To do:
Which of the lines below contain the string "time"? Pull each one out of the data.

Recorded information:
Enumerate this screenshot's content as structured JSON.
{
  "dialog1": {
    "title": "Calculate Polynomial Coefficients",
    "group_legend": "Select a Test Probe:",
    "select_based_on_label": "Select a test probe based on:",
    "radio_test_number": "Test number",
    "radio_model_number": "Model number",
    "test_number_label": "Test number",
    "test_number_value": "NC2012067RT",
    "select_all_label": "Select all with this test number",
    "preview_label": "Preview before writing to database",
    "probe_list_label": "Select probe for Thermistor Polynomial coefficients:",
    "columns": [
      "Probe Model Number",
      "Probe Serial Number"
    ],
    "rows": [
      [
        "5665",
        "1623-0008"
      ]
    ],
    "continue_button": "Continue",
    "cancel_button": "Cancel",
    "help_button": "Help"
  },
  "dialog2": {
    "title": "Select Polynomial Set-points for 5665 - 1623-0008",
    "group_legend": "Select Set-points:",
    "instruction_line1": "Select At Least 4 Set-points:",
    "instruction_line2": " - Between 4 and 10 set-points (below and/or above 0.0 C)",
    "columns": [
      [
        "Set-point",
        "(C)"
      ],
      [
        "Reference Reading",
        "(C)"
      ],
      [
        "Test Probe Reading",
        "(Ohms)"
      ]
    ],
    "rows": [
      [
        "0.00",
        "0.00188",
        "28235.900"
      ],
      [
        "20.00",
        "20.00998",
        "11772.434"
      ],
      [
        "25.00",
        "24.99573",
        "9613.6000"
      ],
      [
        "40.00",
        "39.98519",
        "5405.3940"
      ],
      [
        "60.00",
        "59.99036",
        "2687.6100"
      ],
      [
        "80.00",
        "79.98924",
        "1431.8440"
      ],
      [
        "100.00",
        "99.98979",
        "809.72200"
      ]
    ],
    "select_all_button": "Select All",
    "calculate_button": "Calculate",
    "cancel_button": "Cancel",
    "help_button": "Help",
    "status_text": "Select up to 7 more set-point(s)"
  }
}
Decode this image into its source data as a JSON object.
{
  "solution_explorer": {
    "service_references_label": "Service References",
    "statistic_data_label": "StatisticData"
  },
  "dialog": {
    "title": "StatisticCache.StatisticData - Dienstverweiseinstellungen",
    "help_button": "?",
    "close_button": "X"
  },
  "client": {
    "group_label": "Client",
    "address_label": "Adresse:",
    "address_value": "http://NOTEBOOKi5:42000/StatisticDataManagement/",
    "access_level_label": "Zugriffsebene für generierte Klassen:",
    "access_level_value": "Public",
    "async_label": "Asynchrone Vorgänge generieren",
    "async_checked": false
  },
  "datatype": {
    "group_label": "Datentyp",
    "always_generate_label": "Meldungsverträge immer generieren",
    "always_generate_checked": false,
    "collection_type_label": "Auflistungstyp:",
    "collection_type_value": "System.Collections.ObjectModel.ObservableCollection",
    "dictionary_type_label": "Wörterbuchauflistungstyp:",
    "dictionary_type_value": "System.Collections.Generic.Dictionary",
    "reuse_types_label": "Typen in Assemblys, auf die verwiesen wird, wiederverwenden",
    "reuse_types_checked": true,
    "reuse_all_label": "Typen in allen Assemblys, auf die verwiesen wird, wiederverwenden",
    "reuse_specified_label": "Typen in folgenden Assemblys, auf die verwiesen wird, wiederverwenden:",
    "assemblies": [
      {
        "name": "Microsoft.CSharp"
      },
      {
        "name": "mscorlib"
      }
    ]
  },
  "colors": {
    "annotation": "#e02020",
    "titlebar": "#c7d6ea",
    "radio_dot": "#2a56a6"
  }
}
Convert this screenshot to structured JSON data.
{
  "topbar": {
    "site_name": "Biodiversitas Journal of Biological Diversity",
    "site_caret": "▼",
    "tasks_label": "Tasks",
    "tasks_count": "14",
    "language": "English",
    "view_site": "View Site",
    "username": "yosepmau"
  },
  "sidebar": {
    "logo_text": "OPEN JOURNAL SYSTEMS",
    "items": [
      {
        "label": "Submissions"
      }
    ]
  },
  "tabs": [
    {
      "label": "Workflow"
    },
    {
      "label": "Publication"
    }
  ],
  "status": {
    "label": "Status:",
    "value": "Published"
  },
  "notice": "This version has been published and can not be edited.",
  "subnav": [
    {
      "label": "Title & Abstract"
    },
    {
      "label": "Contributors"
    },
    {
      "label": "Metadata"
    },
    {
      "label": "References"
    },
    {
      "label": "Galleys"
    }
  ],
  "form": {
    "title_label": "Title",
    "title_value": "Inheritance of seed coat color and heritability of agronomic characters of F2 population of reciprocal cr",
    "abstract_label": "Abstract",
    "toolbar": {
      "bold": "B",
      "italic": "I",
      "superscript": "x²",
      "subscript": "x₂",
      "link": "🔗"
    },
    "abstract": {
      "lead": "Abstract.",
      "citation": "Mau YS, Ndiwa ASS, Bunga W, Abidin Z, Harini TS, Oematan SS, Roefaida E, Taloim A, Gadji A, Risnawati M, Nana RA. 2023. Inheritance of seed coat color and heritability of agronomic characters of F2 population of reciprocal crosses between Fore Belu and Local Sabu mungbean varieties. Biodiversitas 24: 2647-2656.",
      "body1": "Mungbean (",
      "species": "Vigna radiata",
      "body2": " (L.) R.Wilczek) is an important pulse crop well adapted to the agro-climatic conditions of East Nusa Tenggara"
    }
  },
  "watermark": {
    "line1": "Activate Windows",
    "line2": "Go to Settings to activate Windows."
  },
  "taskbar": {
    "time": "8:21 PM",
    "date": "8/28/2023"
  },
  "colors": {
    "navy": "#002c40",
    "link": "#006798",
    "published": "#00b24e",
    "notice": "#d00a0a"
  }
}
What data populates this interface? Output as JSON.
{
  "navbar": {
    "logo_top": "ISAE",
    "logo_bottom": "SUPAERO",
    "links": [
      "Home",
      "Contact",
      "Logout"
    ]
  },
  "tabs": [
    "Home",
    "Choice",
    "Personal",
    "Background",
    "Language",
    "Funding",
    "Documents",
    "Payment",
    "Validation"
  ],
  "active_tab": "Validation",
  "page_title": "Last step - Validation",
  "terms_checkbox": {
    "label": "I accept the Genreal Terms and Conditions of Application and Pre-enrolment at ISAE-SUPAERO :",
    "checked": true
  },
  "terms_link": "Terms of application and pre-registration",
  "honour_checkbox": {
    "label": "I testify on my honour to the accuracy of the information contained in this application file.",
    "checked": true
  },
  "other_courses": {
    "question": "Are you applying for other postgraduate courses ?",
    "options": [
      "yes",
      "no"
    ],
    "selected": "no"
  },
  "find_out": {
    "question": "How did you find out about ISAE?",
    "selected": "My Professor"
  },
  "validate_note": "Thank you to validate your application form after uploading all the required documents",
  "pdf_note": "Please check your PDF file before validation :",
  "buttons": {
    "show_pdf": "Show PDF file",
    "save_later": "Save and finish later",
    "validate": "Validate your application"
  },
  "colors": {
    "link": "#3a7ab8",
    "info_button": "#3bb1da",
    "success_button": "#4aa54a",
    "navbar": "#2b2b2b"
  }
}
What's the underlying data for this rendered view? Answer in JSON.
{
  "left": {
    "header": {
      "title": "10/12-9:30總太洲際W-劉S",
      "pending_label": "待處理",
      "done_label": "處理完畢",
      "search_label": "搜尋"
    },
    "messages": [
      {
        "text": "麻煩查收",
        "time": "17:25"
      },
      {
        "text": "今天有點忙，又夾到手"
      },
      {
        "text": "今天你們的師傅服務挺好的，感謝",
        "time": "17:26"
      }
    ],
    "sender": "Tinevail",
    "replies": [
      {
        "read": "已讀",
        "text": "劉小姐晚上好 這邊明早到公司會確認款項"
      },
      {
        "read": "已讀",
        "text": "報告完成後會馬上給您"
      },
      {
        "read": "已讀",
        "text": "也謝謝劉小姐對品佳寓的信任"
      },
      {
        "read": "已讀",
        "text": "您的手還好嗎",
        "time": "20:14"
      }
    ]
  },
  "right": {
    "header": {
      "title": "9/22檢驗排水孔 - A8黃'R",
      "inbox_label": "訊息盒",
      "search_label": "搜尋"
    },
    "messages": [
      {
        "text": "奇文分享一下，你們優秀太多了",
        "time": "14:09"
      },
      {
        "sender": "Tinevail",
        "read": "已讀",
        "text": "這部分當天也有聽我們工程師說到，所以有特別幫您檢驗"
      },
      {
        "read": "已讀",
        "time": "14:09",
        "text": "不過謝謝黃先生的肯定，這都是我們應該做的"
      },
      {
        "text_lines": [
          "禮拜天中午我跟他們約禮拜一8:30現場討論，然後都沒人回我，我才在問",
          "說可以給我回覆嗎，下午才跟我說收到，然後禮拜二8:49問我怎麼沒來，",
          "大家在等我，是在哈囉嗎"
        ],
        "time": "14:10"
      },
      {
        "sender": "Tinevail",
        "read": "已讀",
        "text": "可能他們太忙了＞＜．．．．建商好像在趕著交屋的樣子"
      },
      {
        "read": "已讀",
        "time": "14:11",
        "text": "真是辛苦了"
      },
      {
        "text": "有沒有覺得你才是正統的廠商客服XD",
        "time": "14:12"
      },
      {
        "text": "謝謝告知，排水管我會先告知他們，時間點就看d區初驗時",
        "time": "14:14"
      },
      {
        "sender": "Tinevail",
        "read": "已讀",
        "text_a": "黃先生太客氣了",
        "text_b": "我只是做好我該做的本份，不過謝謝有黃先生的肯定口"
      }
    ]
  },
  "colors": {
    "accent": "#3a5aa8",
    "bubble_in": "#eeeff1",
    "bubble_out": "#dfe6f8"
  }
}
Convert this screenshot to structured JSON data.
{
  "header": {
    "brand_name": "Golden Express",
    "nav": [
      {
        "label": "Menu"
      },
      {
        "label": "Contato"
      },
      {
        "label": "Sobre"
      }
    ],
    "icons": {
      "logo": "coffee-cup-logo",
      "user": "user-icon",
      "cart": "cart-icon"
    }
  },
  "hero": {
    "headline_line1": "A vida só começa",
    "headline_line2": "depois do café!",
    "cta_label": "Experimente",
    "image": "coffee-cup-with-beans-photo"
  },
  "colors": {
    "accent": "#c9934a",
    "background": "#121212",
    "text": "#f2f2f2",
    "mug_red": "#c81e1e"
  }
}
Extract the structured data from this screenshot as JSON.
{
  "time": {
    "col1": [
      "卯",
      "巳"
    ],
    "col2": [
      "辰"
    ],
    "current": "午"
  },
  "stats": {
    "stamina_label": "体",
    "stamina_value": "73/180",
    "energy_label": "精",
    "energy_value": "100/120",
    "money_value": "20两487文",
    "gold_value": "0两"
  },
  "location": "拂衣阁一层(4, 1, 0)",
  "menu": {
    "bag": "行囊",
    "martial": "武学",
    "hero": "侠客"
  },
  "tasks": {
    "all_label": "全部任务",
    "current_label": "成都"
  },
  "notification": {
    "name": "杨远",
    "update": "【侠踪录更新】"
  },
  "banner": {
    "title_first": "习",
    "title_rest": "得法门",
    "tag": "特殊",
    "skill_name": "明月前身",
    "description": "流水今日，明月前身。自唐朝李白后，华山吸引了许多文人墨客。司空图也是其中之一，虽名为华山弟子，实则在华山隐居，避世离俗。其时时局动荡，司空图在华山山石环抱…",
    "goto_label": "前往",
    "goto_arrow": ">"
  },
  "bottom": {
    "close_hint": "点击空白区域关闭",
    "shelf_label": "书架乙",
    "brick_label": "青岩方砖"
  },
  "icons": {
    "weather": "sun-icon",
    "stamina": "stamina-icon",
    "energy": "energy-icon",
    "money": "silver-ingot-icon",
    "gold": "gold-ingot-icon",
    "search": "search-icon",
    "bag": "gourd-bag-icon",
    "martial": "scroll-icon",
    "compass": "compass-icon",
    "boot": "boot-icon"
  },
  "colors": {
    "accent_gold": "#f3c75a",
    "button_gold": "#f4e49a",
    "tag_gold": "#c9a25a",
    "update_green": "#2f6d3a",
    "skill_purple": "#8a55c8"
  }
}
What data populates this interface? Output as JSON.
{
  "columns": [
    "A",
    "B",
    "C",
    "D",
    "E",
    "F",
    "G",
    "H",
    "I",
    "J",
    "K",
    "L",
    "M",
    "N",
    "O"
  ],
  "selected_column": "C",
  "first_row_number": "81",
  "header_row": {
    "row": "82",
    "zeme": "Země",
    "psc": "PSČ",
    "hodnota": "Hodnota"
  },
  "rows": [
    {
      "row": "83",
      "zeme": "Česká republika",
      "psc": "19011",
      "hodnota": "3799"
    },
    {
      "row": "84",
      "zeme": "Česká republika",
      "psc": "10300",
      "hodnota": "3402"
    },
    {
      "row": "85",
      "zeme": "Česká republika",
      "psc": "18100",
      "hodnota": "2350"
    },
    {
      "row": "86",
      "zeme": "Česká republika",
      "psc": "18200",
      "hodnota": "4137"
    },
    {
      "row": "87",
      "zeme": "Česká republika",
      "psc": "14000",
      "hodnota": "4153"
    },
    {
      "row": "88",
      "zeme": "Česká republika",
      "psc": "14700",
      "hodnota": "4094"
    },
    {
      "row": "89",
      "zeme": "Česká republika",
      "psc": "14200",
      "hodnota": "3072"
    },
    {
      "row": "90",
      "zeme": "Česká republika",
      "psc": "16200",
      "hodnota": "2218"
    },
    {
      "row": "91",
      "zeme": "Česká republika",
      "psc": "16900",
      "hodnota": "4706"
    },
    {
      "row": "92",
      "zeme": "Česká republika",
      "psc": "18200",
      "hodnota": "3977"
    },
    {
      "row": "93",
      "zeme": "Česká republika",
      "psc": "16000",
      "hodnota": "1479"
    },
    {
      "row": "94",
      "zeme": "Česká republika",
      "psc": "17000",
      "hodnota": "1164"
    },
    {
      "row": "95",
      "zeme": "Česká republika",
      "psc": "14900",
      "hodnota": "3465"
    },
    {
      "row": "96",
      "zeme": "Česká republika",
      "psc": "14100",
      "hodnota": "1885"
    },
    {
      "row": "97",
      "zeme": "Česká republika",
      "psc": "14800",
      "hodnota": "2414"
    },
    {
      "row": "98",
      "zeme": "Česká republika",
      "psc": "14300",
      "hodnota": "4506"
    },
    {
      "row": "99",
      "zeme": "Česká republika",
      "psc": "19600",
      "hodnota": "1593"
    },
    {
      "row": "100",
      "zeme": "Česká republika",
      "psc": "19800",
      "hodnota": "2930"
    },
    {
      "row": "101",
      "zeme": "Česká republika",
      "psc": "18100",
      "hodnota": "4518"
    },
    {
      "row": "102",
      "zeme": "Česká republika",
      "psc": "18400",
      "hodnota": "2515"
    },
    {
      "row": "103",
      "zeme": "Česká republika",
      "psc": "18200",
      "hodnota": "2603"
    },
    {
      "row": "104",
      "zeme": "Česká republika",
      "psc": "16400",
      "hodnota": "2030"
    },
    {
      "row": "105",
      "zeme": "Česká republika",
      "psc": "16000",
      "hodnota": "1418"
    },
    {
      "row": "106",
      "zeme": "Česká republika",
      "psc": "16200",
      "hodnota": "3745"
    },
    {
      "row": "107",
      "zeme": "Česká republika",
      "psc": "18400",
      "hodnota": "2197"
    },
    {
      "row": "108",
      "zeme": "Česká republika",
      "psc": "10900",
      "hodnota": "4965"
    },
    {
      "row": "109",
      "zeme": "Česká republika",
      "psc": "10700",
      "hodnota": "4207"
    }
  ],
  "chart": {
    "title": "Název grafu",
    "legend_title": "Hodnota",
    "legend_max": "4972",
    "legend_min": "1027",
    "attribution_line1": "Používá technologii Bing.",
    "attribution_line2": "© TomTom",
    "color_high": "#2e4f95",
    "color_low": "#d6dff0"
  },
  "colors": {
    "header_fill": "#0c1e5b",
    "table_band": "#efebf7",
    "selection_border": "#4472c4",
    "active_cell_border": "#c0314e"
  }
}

Solution for this problem:
    "time": "8:21 PM",
        "time": "17:25"
        "time": "17:26"
        "time": "20:14"
        "time": "14:09"
        "time": "14:09",
        "time": "14:10"
        "time": "14:11",
        "time": "14:12"
        "time": "14:14"
  "time": {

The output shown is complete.